Or we could take the reliable, safe, and international approach, and maintain file names as strict text. Transform them only in ways which have no linguistic meaning (eg NFC normalization), and display them strictly as the user entered them. If you misspell a word, the file system won't fix it; if you get majuscule and minuscule wrong, the file system shouldn't fix that either.

One change I would make in the current POSIX model, though, and that's to require that file names be Unicode text, not arbitrary bytes. There's a broad convention that Linux systems use file names that consist of UTF-8 streams, but it's not enforced anywhere, and that means arbitrary bytes sometimes have to be smuggled around the place. That's necessary for legacy support, I suppose, but it'd be nice to eventually be able to drop all that compatibility code and just use Unicode file names everywhere. But even without that, I still prefer the Linux "it's all bytes, probably UTF-8" model to the Windows "it's all UTF-16 code units, case insensitively" model. Case insensitivity works only if one culture imposes its definition of case on everyone on the planet. Let's not do that.

Saturday, 13 December 2014

Unicode makes life easy!

Every now and then, the complaint is raised: "Unicode is hard!". My usual first response is that it's not Unicode that's hard, but human language; for instance, it's not Unicode's fault that:
* English is written left-to-right, Hebrew is written right-to-left, and you sometimes need to put both on the one line, like when you explain the name of PHP's scope resolution operator (Paamayim Nekudotayim, פעמיים נקודתיים‎, "double dot doubled");
* Some languages use some diacritical marks, others use different ones, so there are literally dozens of different marks that could be applied to letters; and each mark could be applied to any of quite a few letters;
* Not all letters in all languages have upper-case and lower-case forms, and in some cases, a single upper-case letter becomes multiple lower-case letters;
* And plenty more besides.

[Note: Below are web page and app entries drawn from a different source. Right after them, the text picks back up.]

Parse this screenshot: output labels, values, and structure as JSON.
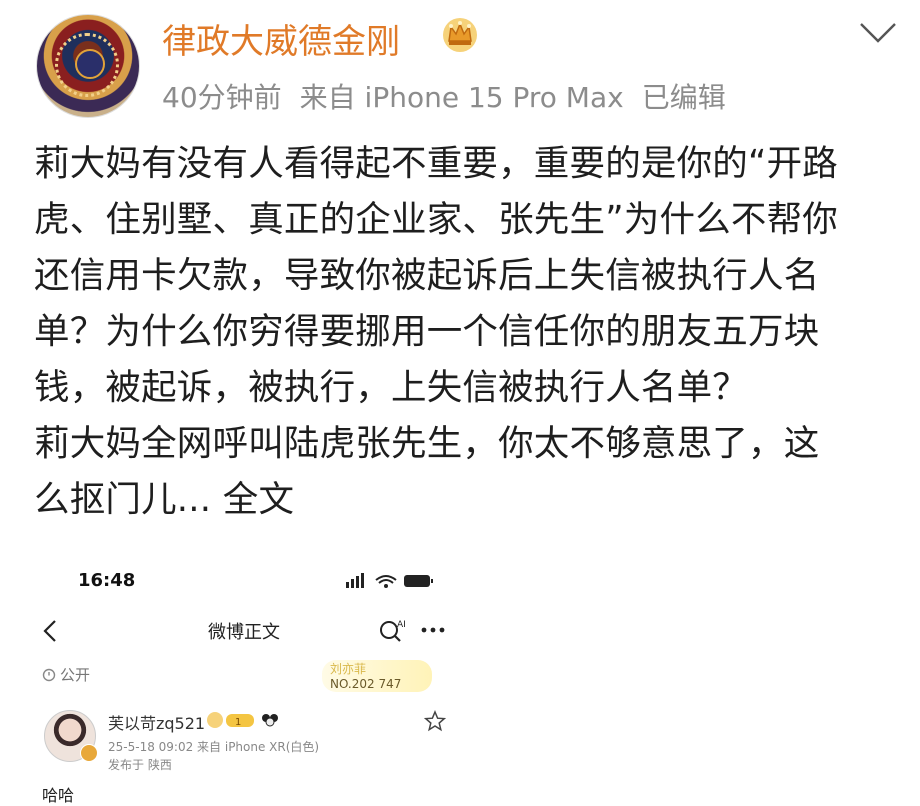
{
  "post": {
    "username": "律政大威德金刚",
    "meta": {
      "time": "40分钟前",
      "source": "来自 iPhone 15 Pro Max",
      "edited": "已编辑"
    },
    "body_lines": [
      "莉大妈有没有人看得起不重要，重要的是你的“开路",
      "虎、住别墅、真正的企业家、张先生”为什么不帮你",
      "还信用卡欠款，导致你被起诉后上失信被执行人名",
      "单？为什么你穷得要挪用一个信任你的朋友五万块",
      "钱，被起诉，被执行，上失信被执行人名单？",
      "莉大妈全网呼叫陆虎张先生，你太不够意思了，这"
    ],
    "last_line": "么抠门儿...",
    "full_text_link": "全文",
    "icons": {
      "crown": "crown-icon",
      "chevron": "chevron-down-icon"
    },
    "accent_color": "#e07a28"
  },
  "embedded_screenshot": {
    "status_time": "16:48",
    "nav_title": "微博正文",
    "visibility": "公开",
    "stamp_line1": "刘亦菲",
    "stamp_line2": "NO.202 747",
    "author": {
      "name": "芙以苛zq521",
      "date_source": "25-5-18 09:02  来自 iPhone XR(白色)",
      "location": "发布于 陕西"
    },
    "content_start": "哈哈"
  }
}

What Unicode does, of course, is bring a lot of these issues to the surface. A programmer who thought that "plain text" could fit inside ASCII, and now has to deal with all of this, will often tend to blame Unicode. But the truth is that Unicode actually makes so much of this easy - partly because you can push most of the work down to a lower-level library, and partly because of some excellent design decisions. Here's a little challenge for you: Make a way to transcribe text in any Latin script, with any diacriticals, using a simple US English keyboard layout. You'll need to devise a system for transforming an easy-to-type notation into all the different adorned characters you'd need to support. Your options: Use Unicode, or use eight-bit character sets from ISO-8859.

Here's how I did it with Unicode - specifically, in Pike, using GTK2 for my UI. First, translate a number of two-character sequences into the codepoints for combining characters; then perform a Unicode NFC normalization. And the second step is optional, done only because certain editors have buggy handling of combining characters (SciTE allows the cursor to get between them!), so really, the entire translation code consists of a handful of straight-forward translations - in my case, seven of them to cover all the combining marks that I need, plus four more for inverted question mark and exclamation mark, and the vowels not found on a US English keyboard (æ and ø); so there are a total of eleven transformations done.

To do the same thing with ISO-8859 character sets would require: First, figure out which character set to use, and then enable only a subset of transformations. Then, have full translation tables including every letter-diacritical combination supported, and make sure you have them all correct. There'll be hundreds of transformation entries, and you'd need to redo them for every single character set; with Unicode, supporting a new language is simply a matter of seeing what's missing, and adding that.

Unicode made my code smaller AND more functional than ISO-8859 ever could. Unicode is awesome.